When the accumulator 48 holds the complete variable ie when it has summed all the products making up that one of the variables d1 to d5 which is being formed at the time, the variable is fed via the multiplexer 43 to the memory 44 where it addresses a second look up table therein. The reason for this is that the summed variable may have a value anywhere within an overall range and hence has to be `quantized` to form a discrete address for the relevant dimension of the target look-up table. The generation of the discrete address is done by the second look-up table in memory 44. The address read from memory 44 is loaded into a second accumulator register 48.
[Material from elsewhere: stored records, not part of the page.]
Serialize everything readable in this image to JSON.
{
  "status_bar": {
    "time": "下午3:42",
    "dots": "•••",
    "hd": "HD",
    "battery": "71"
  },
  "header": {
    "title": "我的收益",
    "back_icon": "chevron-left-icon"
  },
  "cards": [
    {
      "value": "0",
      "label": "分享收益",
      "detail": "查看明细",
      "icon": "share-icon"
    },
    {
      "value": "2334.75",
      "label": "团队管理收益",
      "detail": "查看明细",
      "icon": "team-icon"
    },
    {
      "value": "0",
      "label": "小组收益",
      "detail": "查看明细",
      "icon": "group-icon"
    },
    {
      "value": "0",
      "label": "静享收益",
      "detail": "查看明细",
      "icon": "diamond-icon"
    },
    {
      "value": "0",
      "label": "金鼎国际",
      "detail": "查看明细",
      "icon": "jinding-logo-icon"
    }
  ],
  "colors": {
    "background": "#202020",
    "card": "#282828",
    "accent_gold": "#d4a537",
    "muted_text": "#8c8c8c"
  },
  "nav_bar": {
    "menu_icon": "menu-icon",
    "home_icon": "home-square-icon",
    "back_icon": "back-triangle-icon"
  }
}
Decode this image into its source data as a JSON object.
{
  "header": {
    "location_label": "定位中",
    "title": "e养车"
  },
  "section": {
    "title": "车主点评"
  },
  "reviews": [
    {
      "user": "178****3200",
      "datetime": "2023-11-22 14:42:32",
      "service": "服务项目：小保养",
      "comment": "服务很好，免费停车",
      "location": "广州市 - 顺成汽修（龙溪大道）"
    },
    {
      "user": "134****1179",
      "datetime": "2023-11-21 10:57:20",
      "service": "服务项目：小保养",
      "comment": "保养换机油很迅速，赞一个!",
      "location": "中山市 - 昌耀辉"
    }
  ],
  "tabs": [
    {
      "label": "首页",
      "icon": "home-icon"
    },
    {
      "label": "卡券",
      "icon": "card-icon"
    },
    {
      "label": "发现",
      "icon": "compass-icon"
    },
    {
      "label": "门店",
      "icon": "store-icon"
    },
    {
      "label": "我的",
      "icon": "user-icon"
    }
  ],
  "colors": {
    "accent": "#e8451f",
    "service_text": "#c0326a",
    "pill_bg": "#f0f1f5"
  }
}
The multi-dimensional target look-up table is also held in memory 44. It contains pre-entered, experimentally determined values indicating the probability that respective combination of values of the variables d1 to d5 represent a target. When all the variables d1 to d5 have been calculated and loaded into register 49, the contents of that register are passed via multiplexer 43 to the memory 44 and there addresses the target look-up table. The resulting probability value is loaded into memory 45 along with previously formed such values whereupon the computer system can look at the values together to identify target indicative patterns (this process being called `plot extraction`). For this process, the instructions in memory 40 will address the memory directly and this can be done by appropriate operation of the multiplexer 6 as described earlier. Instead of containing probability values, the target look-up table in memory 44 could contain simple `target` signals. Particularly in this case (since it is likely then that the process of plot extraction would be less helpful) but also in the case where the table contains probability values, the target look-up table output could be taken off from the output of memory 44 direct to some further apparatus (not shown) rather than being written into memory 45.
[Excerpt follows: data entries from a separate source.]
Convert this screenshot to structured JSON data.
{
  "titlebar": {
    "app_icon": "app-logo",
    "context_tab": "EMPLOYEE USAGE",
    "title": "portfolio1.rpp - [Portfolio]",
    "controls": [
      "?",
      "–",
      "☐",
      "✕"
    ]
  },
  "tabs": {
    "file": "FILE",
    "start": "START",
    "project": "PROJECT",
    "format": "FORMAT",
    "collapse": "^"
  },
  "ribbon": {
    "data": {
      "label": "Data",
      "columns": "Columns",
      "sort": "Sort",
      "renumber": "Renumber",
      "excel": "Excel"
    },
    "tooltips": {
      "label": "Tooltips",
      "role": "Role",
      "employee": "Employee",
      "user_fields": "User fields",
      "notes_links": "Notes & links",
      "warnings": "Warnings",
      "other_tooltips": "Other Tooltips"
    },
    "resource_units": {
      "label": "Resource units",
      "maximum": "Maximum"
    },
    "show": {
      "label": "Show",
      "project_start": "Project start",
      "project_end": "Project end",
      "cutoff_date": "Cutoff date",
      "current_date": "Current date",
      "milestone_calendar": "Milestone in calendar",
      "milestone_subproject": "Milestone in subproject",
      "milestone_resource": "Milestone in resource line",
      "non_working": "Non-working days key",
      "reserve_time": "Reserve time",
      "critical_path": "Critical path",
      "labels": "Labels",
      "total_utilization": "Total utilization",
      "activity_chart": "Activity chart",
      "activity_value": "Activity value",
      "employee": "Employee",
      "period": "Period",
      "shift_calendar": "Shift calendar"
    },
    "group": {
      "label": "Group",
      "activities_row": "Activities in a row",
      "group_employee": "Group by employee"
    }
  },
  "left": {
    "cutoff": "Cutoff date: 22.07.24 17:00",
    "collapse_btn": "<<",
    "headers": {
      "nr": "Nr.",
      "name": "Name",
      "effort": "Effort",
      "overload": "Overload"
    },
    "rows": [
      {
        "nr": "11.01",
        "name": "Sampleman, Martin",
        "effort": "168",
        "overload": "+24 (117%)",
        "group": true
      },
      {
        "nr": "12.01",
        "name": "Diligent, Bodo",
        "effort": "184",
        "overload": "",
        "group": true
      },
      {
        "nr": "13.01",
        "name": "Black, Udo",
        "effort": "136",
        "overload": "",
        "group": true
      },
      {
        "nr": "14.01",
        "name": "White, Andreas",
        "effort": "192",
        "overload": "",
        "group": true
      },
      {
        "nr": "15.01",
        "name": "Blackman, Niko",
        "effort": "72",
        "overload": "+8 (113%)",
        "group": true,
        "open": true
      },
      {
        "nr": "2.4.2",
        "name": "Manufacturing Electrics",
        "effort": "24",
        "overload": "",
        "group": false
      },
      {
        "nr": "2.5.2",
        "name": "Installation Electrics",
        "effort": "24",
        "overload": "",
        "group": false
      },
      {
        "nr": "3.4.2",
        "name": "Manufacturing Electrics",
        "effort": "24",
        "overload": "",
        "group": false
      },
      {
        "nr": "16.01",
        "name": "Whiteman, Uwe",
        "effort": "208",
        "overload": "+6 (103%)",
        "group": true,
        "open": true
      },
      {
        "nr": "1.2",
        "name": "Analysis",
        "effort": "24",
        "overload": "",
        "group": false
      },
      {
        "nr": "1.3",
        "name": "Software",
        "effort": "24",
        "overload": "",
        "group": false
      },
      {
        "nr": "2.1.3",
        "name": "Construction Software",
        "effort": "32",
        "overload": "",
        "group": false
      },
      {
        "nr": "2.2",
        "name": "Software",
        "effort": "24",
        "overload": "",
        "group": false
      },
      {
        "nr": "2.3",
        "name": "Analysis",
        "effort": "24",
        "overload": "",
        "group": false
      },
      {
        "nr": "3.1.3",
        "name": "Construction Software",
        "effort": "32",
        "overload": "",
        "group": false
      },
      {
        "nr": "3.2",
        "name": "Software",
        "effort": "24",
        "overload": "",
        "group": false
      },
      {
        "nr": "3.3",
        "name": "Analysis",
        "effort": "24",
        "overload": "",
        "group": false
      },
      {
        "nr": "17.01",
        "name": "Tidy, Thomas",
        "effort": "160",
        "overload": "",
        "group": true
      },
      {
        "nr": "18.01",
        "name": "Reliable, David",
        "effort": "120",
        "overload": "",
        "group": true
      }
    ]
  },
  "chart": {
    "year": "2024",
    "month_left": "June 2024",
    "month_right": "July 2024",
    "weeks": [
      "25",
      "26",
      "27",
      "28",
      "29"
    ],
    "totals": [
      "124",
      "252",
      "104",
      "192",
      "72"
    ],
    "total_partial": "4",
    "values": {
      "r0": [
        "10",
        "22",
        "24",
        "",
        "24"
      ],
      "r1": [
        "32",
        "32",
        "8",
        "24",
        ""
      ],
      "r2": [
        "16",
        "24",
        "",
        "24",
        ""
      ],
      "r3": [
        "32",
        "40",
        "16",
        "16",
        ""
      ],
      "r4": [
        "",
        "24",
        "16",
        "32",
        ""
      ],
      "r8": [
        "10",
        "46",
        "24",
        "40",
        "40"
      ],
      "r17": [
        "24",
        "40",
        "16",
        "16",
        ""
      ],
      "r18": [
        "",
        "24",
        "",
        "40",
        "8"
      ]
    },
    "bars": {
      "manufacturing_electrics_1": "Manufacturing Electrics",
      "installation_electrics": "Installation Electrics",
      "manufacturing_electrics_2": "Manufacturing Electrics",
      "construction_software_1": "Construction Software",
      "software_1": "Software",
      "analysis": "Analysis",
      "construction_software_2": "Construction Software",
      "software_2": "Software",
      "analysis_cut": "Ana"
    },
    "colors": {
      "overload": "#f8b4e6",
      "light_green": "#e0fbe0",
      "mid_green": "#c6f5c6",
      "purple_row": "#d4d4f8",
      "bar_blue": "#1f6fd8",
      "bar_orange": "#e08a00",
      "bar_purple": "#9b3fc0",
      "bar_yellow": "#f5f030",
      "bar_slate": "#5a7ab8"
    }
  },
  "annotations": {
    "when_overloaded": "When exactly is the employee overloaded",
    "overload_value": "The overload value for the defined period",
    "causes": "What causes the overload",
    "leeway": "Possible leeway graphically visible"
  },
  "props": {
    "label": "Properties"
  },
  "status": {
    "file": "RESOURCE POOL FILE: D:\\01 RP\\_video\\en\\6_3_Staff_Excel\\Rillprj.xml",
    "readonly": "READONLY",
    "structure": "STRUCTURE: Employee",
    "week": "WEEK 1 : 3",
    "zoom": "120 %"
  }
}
As with the FIG. 2 apparatus, the nature of the discriminants processed by the FIG. 4 system and the number of samples in each test group are a matter of design choice. Thus, the system may be required to process samples received from a series of range channels of the radar receiver in which case further processing to achieve what is called `beam correction` may be required, ie., to allow for the varying antenna gain each side of the radar beam axis. For this, the parts 50 to 53 may be added. These include a range gate latch 50 for holding the number of the range channel being processed, a memory 51, a summing device 52 and buffer 53. Memory 51 is addressed by latch 50, a beam elevation signal E from the radar, and a frequency/time sample indicative output from memory 5 so as to output an appropriate beam correction factor B which, if the sample being processed is an amplitude sample, is added to the sample before it enters the multiplier 46. Samples of other discriminants are passed to multiplier 46 via buffer 53.